PROMPT: In your copy of the entries, please include no pictures and return every word exactly.

►

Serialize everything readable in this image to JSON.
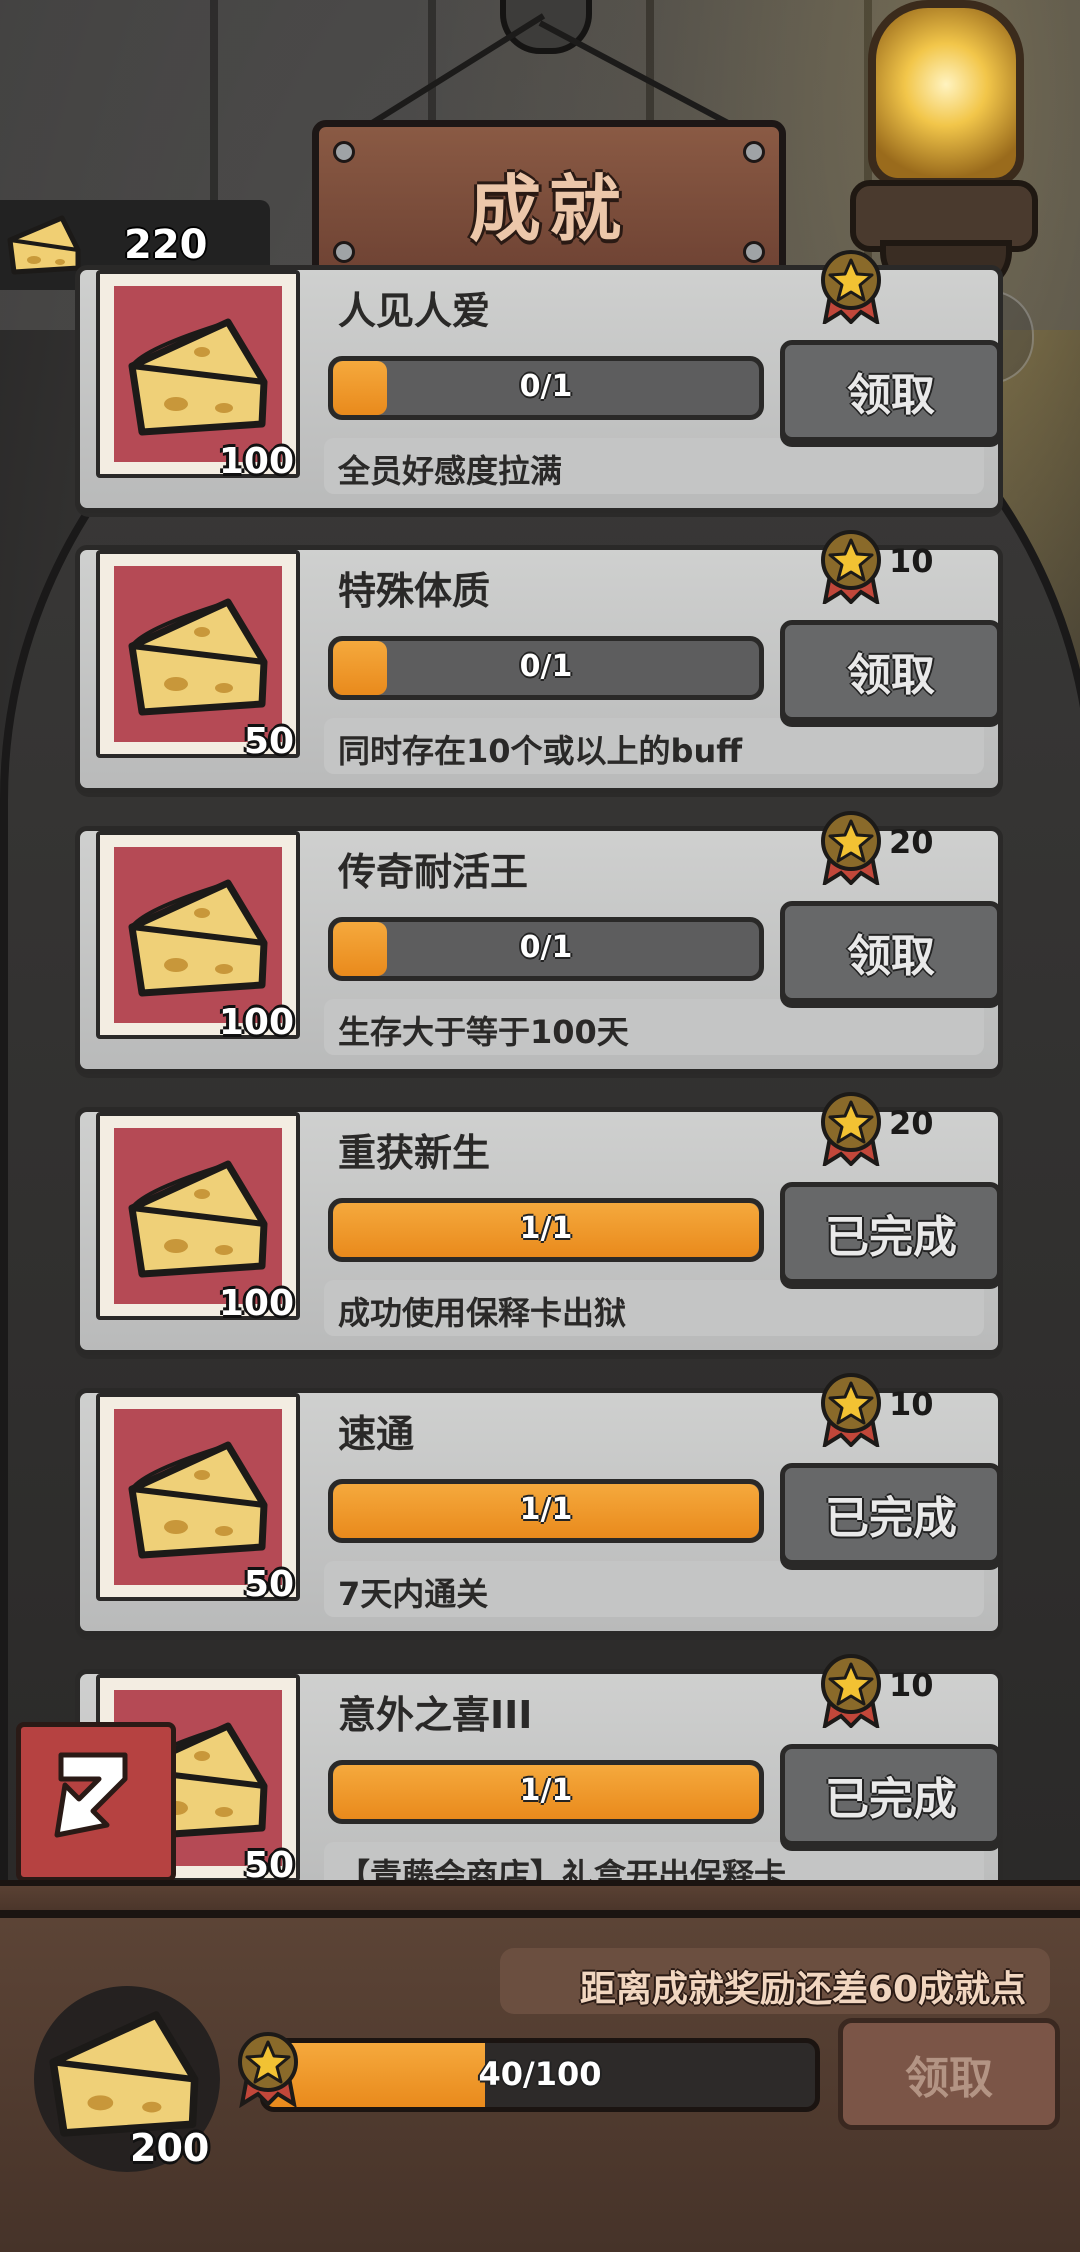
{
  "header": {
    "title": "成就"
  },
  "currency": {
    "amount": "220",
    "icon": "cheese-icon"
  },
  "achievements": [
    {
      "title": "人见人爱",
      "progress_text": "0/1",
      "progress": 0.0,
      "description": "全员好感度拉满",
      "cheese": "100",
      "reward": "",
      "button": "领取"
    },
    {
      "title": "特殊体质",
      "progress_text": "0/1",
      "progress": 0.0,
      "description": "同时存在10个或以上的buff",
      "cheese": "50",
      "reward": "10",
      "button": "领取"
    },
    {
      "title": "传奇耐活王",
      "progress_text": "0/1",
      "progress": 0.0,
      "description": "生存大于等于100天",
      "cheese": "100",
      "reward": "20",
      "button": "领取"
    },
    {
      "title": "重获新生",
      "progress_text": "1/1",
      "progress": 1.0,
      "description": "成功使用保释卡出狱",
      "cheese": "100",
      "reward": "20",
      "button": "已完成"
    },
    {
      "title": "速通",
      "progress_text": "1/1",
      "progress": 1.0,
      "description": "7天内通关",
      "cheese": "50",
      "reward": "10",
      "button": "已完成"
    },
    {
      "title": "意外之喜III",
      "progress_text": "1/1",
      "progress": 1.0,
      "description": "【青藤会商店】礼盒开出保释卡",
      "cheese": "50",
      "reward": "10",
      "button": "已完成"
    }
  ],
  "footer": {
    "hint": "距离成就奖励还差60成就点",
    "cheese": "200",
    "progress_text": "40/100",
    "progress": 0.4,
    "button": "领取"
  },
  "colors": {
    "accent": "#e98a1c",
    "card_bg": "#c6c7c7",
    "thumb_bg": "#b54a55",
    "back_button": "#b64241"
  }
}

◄

WRITTEN RESPONSE:
Serialize everything readable in this image to JSON.
{
  "header": {
    "title": "成就"
  },
  "currency": {
    "amount": "220",
    "icon": "cheese-icon"
  },
  "achievements": [
    {
      "title": "人见人爱",
      "progress_text": "0/1",
      "progress": 0.0,
      "description": "全员好感度拉满",
      "cheese": "100",
      "reward": "",
      "button": "领取"
    },
    {
      "title": "特殊体质",
      "progress_text": "0/1",
      "progress": 0.0,
      "description": "同时存在10个或以上的buff",
      "cheese": "50",
      "reward": "10",
      "button": "领取"
    },
    {
      "title": "传奇耐活王",
      "progress_text": "0/1",
      "progress": 0.0,
      "description": "生存大于等于100天",
      "cheese": "100",
      "reward": "20",
      "button": "领取"
    },
    {
      "title": "重获新生",
      "progress_text": "1/1",
      "progress": 1.0,
      "description": "成功使用保释卡出狱",
      "cheese": "100",
      "reward": "20",
      "button": "已完成"
    },
    {
      "title": "速通",
      "progress_text": "1/1",
      "progress": 1.0,
      "description": "7天内通关",
      "cheese": "50",
      "reward": "10",
      "button": "已完成"
    },
    {
      "title": "意外之喜III",
      "progress_text": "1/1",
      "progress": 1.0,
      "description": "【青藤会商店】礼盒开出保释卡",
      "cheese": "50",
      "reward": "10",
      "button": "已完成"
    }
  ],
  "footer": {
    "hint": "距离成就奖励还差60成就点",
    "cheese": "200",
    "progress_text": "40/100",
    "progress": 0.4,
    "button": "领取"
  },
  "colors": {
    "accent": "#e98a1c",
    "card_bg": "#c6c7c7",
    "thumb_bg": "#b54a55",
    "back_button": "#b64241"
  }
}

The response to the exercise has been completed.